Task to complete
Locate every line in the records below that contains the word "TechniSoil", and copy each one.
Records shown START
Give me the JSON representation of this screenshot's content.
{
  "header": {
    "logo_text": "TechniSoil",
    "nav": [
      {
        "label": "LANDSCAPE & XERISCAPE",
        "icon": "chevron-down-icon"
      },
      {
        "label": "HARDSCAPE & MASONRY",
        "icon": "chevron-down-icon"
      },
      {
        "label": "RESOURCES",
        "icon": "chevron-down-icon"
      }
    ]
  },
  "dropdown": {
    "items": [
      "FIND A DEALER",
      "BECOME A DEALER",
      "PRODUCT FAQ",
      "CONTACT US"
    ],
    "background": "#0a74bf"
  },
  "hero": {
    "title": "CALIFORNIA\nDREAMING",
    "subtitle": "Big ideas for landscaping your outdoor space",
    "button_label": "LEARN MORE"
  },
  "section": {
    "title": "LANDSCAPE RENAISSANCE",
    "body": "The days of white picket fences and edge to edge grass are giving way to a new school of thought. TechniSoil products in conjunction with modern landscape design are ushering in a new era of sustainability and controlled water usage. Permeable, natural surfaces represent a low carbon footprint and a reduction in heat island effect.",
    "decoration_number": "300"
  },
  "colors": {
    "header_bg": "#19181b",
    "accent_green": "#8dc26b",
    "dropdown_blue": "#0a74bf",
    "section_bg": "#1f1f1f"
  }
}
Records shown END
Response to the task
    "logo_text": "TechniSoil",
    "body": "The days of white picket fences and edge to edge grass are giving way to a new school of thought. TechniSoil products in conjunction with modern landscape design are ushering in a new era of sustainability and controlled water usage. Permeable, natural surfaces represent a low carbon footprint and a reduction in heat island effect.",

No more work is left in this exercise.